First, let me make it clear that I’m no Imelda.
I’m not even a distant second.
But I do have plenty of shoes—athletic shoes in various colors, waterproof pairs because the weather in Washington State is mostly NOT dry and sunny, winter boots, loafers, two or three pairs of sandals, black and brown low heels, and a pair of higher heels covered in sequins. (I’m pretty sure I bought those at a thrift store for a costume party and wore them just once, but the question is: Why do I keep them around?)
I tell myself I have my “addiction” under control. I no longer need the “fix” of shoe shopping at least once a month and the “high” of shoe buying in spring and fall. At least, I don’t need it the way I did in my 20s and 30s.
Compared to the cravings of many of my friends, my addiction was mild. Yes, shoe-buying accounted for too much of my budget, but I didn’t go into debt. Instead I compensated by bringing a lunch to work and turning down the heat at home. (The lower temperature also provided a reason to wear those knee-high boots on into the spring.)
I wish I could tell a dramatic story about friends holding an intervention and forcing me to join a support group to curb my shoe craving.
But what happened was:
I got older
And less willing to sacrifice and suffer for fashion

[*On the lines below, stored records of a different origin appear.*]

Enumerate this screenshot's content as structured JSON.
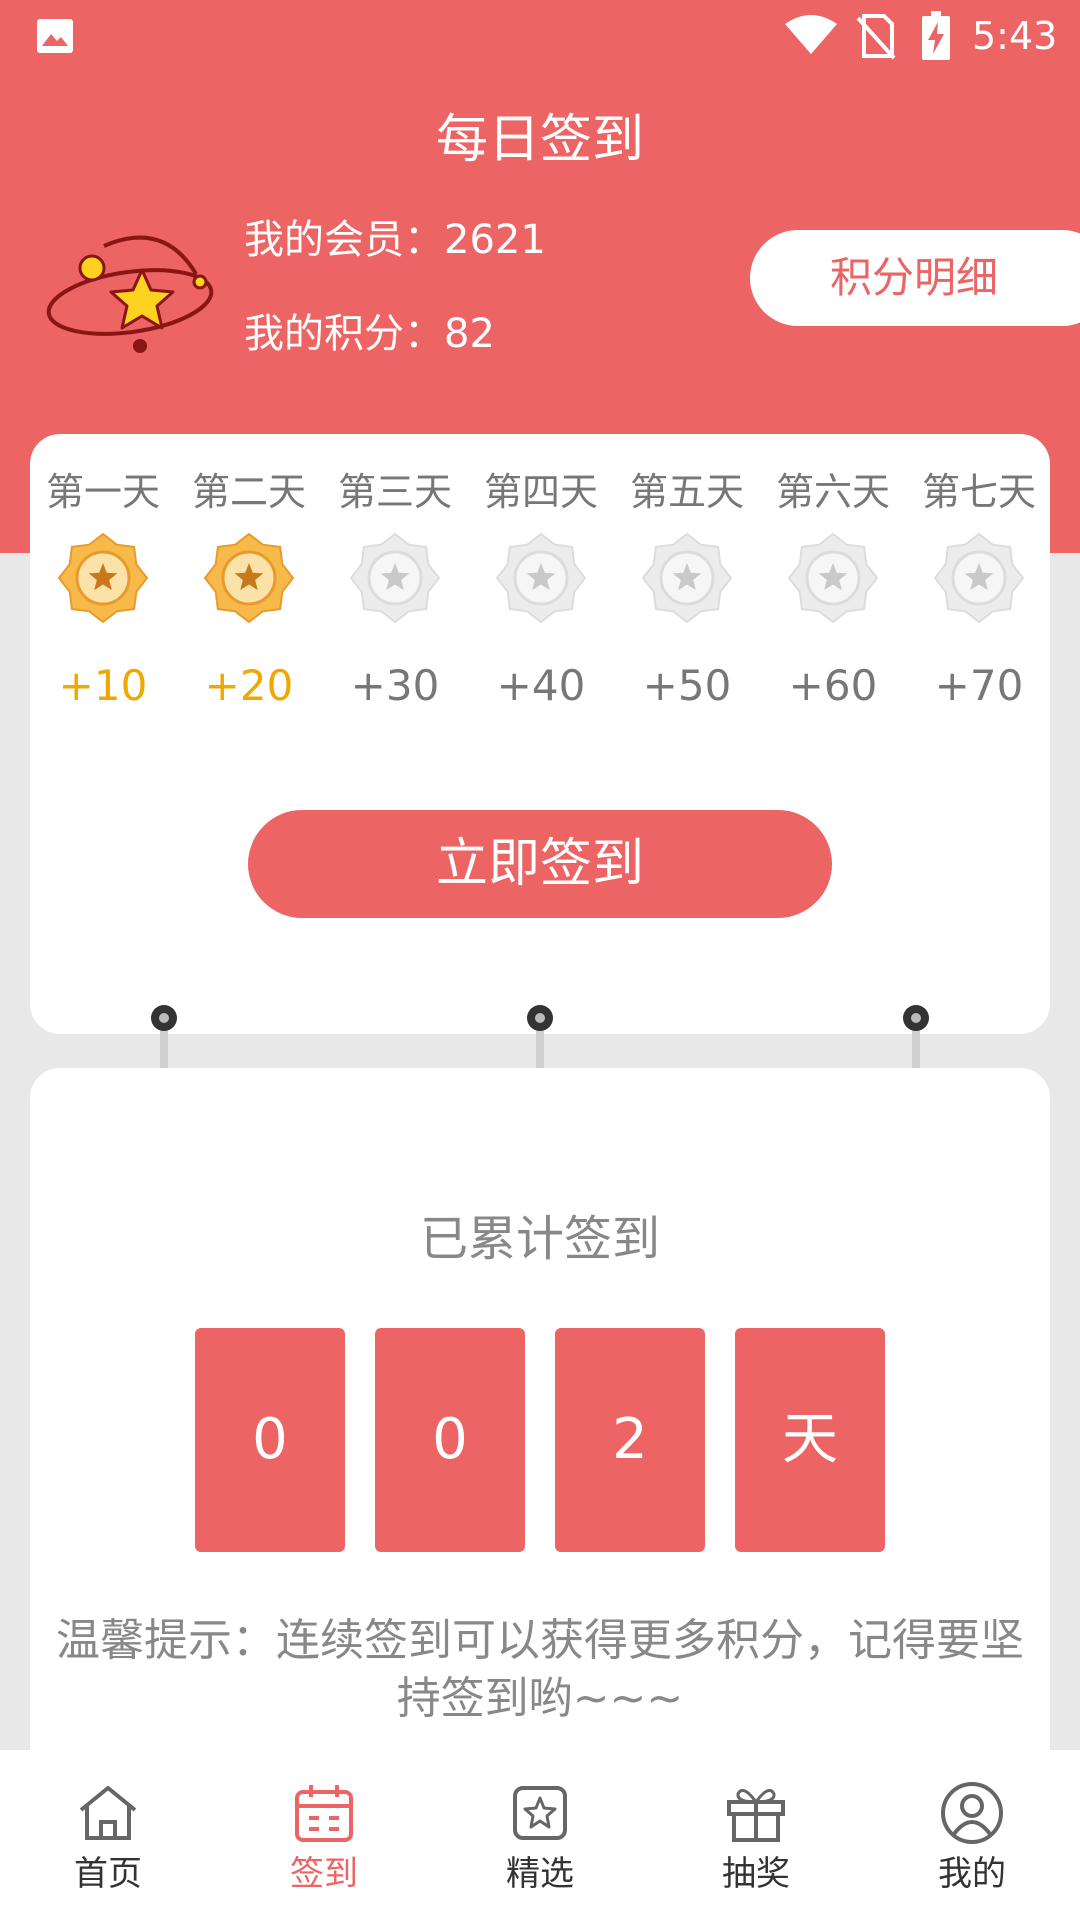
{
  "status_bar": {
    "time": "5:43",
    "icons": [
      "gallery-icon",
      "wifi-icon",
      "no-sim-icon",
      "battery-charging-icon"
    ]
  },
  "header": {
    "title": "每日签到",
    "member": "我的会员：2621",
    "points": "我的积分：82",
    "detail_button": "积分明细",
    "icon": "planet-star-icon"
  },
  "checkin": {
    "days": [
      {
        "label": "第一天",
        "reward": "+10",
        "claimed": true
      },
      {
        "label": "第二天",
        "reward": "+20",
        "claimed": true
      },
      {
        "label": "第三天",
        "reward": "+30",
        "claimed": false
      },
      {
        "label": "第四天",
        "reward": "+40",
        "claimed": false
      },
      {
        "label": "第五天",
        "reward": "+50",
        "claimed": false
      },
      {
        "label": "第六天",
        "reward": "+60",
        "claimed": false
      },
      {
        "label": "第七天",
        "reward": "+70",
        "claimed": false
      }
    ],
    "button": "立即签到"
  },
  "summary": {
    "label": "已累计签到",
    "digits": [
      "0",
      "0",
      "2",
      "天"
    ],
    "tip": "温馨提示：连续签到可以获得更多积分，记得要坚持签到哟~~~"
  },
  "nav": {
    "items": [
      {
        "label": "首页",
        "icon": "home-icon",
        "active": false
      },
      {
        "label": "签到",
        "icon": "calendar-icon",
        "active": true
      },
      {
        "label": "精选",
        "icon": "star-box-icon",
        "active": false
      },
      {
        "label": "抽奖",
        "icon": "gift-icon",
        "active": false
      },
      {
        "label": "我的",
        "icon": "user-icon",
        "active": false
      }
    ]
  },
  "colors": {
    "primary": "#ec6464",
    "gold": "#f0a800",
    "reward_inactive": "#777777",
    "background": "#e8e8e8"
  }
}
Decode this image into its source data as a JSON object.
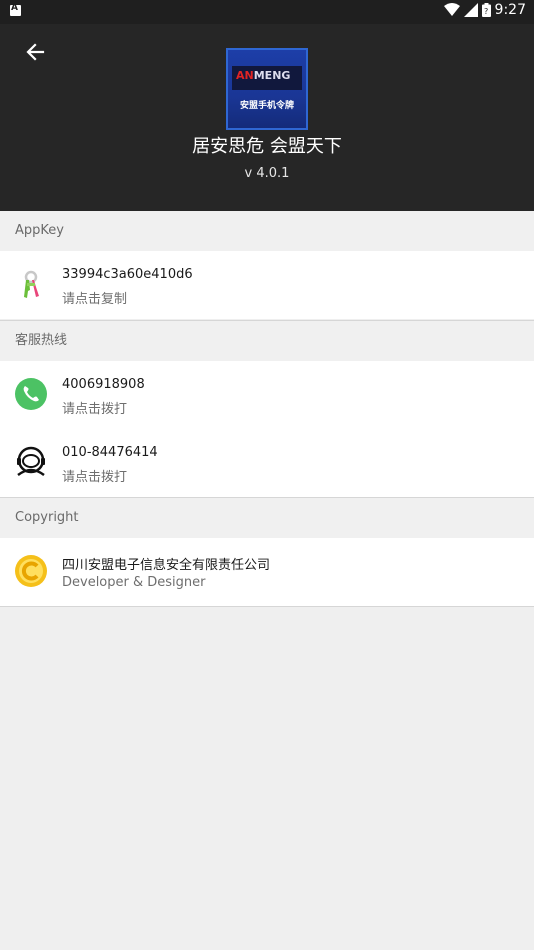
{
  "status_bar": {
    "time": "9:27"
  },
  "header": {
    "logo_brand": "ANMENG",
    "logo_caption": "安盟手机令牌",
    "slogan": "居安思危 会盟天下",
    "version": "v 4.0.1"
  },
  "sections": {
    "appkey": {
      "title": "AppKey",
      "value": "33994c3a60e410d6",
      "hint": "请点击复制",
      "icon": "keys-icon"
    },
    "hotline": {
      "title": "客服热线",
      "items": [
        {
          "value": "4006918908",
          "hint": "请点击拨打",
          "icon": "phone-icon"
        },
        {
          "value": "010-84476414",
          "hint": "请点击拨打",
          "icon": "headset-icon"
        }
      ]
    },
    "copyright": {
      "title": "Copyright",
      "company": "四川安盟电子信息安全有限责任公司",
      "role": "Developer & Designer",
      "icon": "copyright-icon"
    }
  },
  "colors": {
    "header_bg": "#262626",
    "phone_green": "#4cc264",
    "copyright_yellow": "#f5c01a"
  }
}
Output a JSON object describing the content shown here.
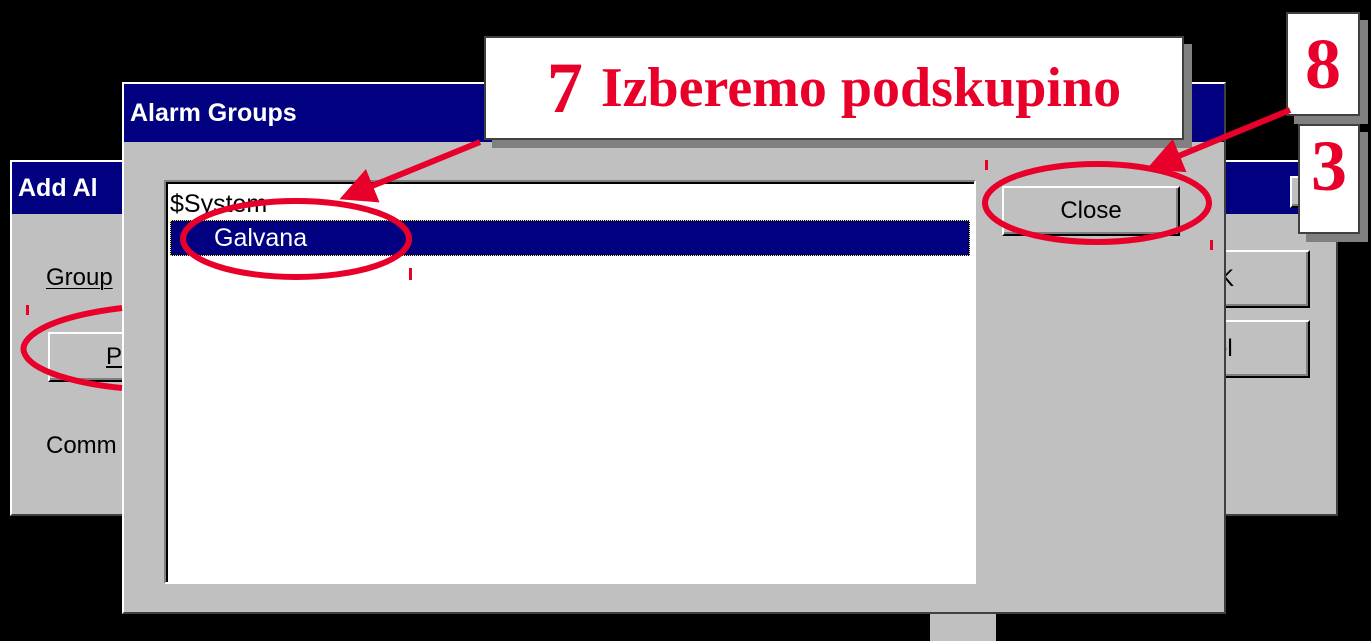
{
  "add_dialog": {
    "title": "Add Al",
    "group_label": "Group",
    "pick_button": "P",
    "comment_label": "Comm",
    "ok_button": "K",
    "cancel_button": "cel",
    "close_glyph": "✕"
  },
  "alarm_groups": {
    "title": "Alarm Groups",
    "items": [
      "$System",
      "Galvana"
    ],
    "selected_index": 1,
    "close_button": "Close"
  },
  "annotations": {
    "step7": {
      "number": "7",
      "text": "Izberemo podskupino"
    },
    "step8": {
      "number": "8"
    },
    "step9": {
      "number": "3"
    }
  },
  "colors": {
    "highlight": "#e8002a",
    "titlebar": "#000080",
    "window": "#c0c0c0"
  }
}
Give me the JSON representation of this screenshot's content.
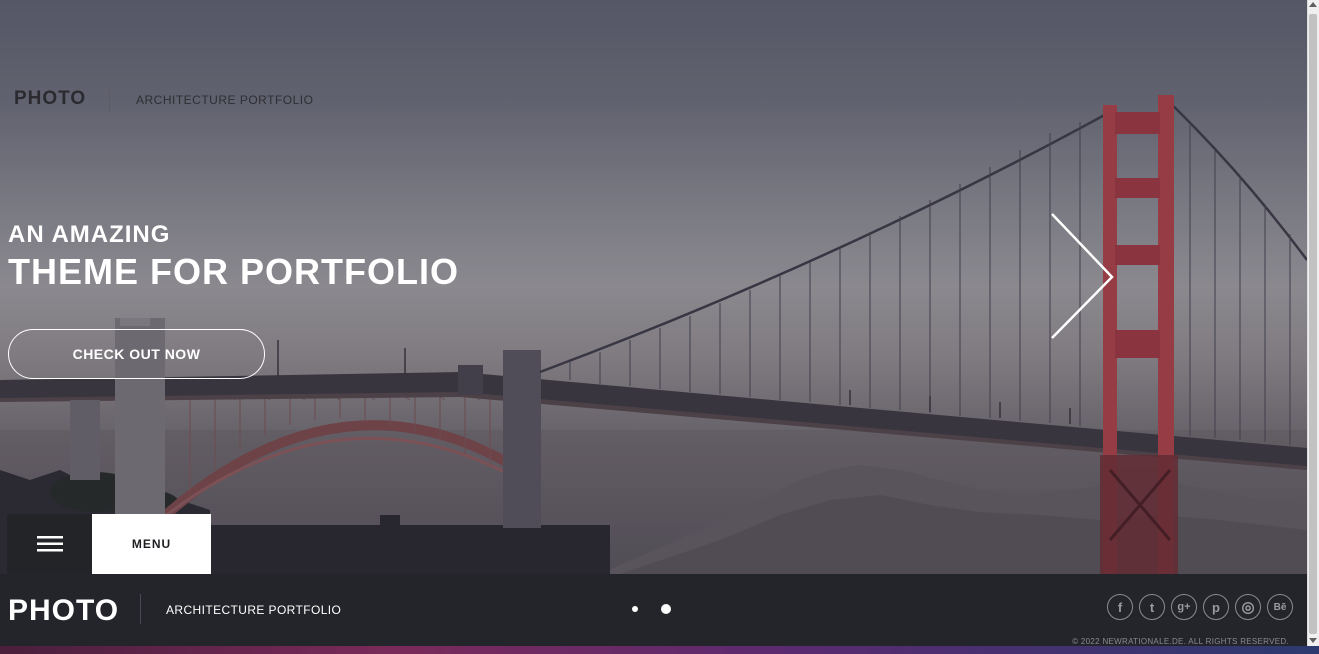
{
  "header": {
    "logo": "PHOTO",
    "tagline": "ARCHITECTURE PORTFOLIO"
  },
  "hero": {
    "headline_small": "AN AMAZING",
    "headline_large": "THEME FOR PORTFOLIO",
    "cta_label": "CHECK OUT NOW",
    "next_icon": "chevron-right-icon"
  },
  "menu": {
    "icon": "hamburger-icon",
    "label": "MENU"
  },
  "footer": {
    "logo": "PHOTO",
    "tagline": "ARCHITECTURE PORTFOLIO",
    "slider_dots": {
      "count": 2,
      "active_index": 1
    },
    "social": [
      {
        "name": "facebook-icon",
        "glyph": "f"
      },
      {
        "name": "twitter-icon",
        "glyph": "t"
      },
      {
        "name": "google-plus-icon",
        "glyph": "g+"
      },
      {
        "name": "pinterest-icon",
        "glyph": "p"
      },
      {
        "name": "dribbble-icon",
        "glyph": "◎"
      },
      {
        "name": "behance-icon",
        "glyph": "Bē"
      }
    ],
    "copyright": "© 2022 NEWRATIONALE.DE. ALL RIGHTS RESERVED."
  },
  "colors": {
    "footer_bg": "#24252a",
    "menu_icon_bg": "#232428",
    "menu_label_bg": "#ffffff",
    "bridge_red": "#a8424a",
    "text_light": "#ffffff"
  }
}
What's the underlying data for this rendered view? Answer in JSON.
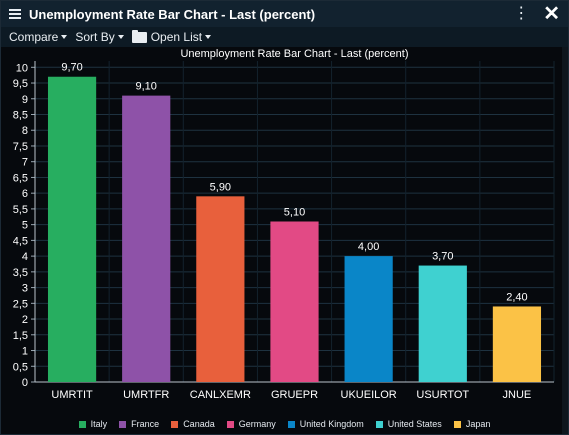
{
  "window": {
    "title": "Unemployment Rate Bar Chart - Last (percent)"
  },
  "toolbar": {
    "compare_label": "Compare",
    "sort_label": "Sort By",
    "open_list_label": "Open List"
  },
  "colors": {
    "Italy": "#27ae60",
    "France": "#8e52a8",
    "Canada": "#e8603c",
    "Germany": "#e24a85",
    "United Kingdom": "#0a86c8",
    "United States": "#3fd1d0",
    "Japan": "#fbc246"
  },
  "chart_data": {
    "type": "bar",
    "title": "Unemployment Rate Bar Chart - Last (percent)",
    "categories": [
      "UMRTIT",
      "UMRTFR",
      "CANLXEMR",
      "GRUEPR",
      "UKUEILOR",
      "USURTOT",
      "JNUE"
    ],
    "values": [
      9.7,
      9.1,
      5.9,
      5.1,
      4.0,
      3.7,
      2.4
    ],
    "value_labels": [
      "9,70",
      "9,10",
      "5,90",
      "5,10",
      "4,00",
      "3,70",
      "2,40"
    ],
    "series_names": [
      "Italy",
      "France",
      "Canada",
      "Germany",
      "United Kingdom",
      "United States",
      "Japan"
    ],
    "ylim": [
      0,
      10.2
    ],
    "yticks": [
      0,
      0.5,
      1,
      1.5,
      2,
      2.5,
      3,
      3.5,
      4,
      4.5,
      5,
      5.5,
      6,
      6.5,
      7,
      7.5,
      8,
      8.5,
      9,
      9.5,
      10
    ],
    "ytick_labels": [
      "0",
      "0,5",
      "1",
      "1,5",
      "2",
      "2,5",
      "3",
      "3,5",
      "4",
      "4,5",
      "5",
      "5,5",
      "6",
      "6,5",
      "7",
      "7,5",
      "8",
      "8,5",
      "9",
      "9,5",
      "10"
    ],
    "grid": true,
    "legend_position": "bottom"
  }
}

And in touch with what the impulse shoes of my youth were all about
Getting older meant I had to “pay” for the way I’d treated my feet. I developed tendon issues that require custom-made metal and plastic insoles. They feel as if I’m standing on a lead pipe and they don’t work with heels or most sandals.
- Getting wiser meant I took stock of the shoe space in my closet (about 6 square feet or enough to hold one rack for nine shoes with a little space on the side) and the spare cash in the budget. I realized I was less willing to scrimp on groceries and heat, to sacrifice for fashion.
Getting to the next stage—being less willing to suffer—allowed me to toss out shoes that looked more like stilts, those that didn’t quite fit but were okay as long as standing and walking weren’t required, the ones that needed special cleaning or polishing, and any that went with outfits long departed.
And getting in touch with the symbolism of shoes meant I understood that, no matter what happened to that that chick with the glass slipper, odds were that would never happen to me. Shoes wouldn’t change my life. The majorette boots I got for my birthdays when I was five, six, and seven, never gave me any musical talent. I can’t even clap on the beat. The spiky heels I wore during the disco era (or is that the error?) never made me a decent dancer. The hiking boots I bought never caused me to tackle challenging ascents or lengthy treks.
Beyond that, I realized that the shoes I found seductive—the shoes I HAD to have—weren’t necessarily good for me. In fact, those shoes were often metaphors for the romantic relationships I wandered into while wearing them.
My love affairs with those shoes and those men were often painful, but they made me stronger, and gave me more insight into the workings of the heart andmind—my own and those of others, including my fictional characters.
I’m not saying I no longer gaze into display windows, detour through the shoe sections of department stores, or notice what my friends are wearing. I’m not saying that I don’t sometimes conjure up images of those navy blue sandals or black suede boots I once owned.
But there’s no magic pill, no quick cure for the shoe flu. I expect I’ll have relapses as long as I’m able to get my shoes on without assistance—and maybe even after that.
How about you?
Did you have a love affair with shoes? Are you still involved? Or have you broken it off? If so, how did you do it?
Stop by and tell us about your experiences and you could win a copy of my suspense novel, Sea of Regret. The sequel to An Uncertain Refuge, it’s set at a wildlife rehabilitation center on the Oregon Coast—a site a ruthless developer will stop at nothing to acquire. The protagonist, Kate Dalton, wears sneakers and sandals and flip-flops.
Carolyn J. Rose is the author of several novels, including Hemlock Lake, Through a Yellow Wood, An Uncertain Refuge, A Place of Forgetting, and No Substitute for Murder. She penned two humorous cozy mysteries, The Big Grabowski and Sometimes a Great Commotion, with her husband, Mike Nettleton.
She grew up in New York’s Catskill Mountains, graduated from the University of Arizona, logged two years in Arkansas with Volunteers in Service to America, and spent 25 years as a television news researcher, writer, producer, and assignment editor in Arkansas, New Mexico, Oregon, and Washington. She founded the Vancouver Writers’ Mixers and is an active supporter of her local bookstore, Cover to Cover. Her interests are reading, gardening, and not cooking.
Visit Carolyn’s website www.deadlyduomysteries.com
“Sea of Regret” on Amazon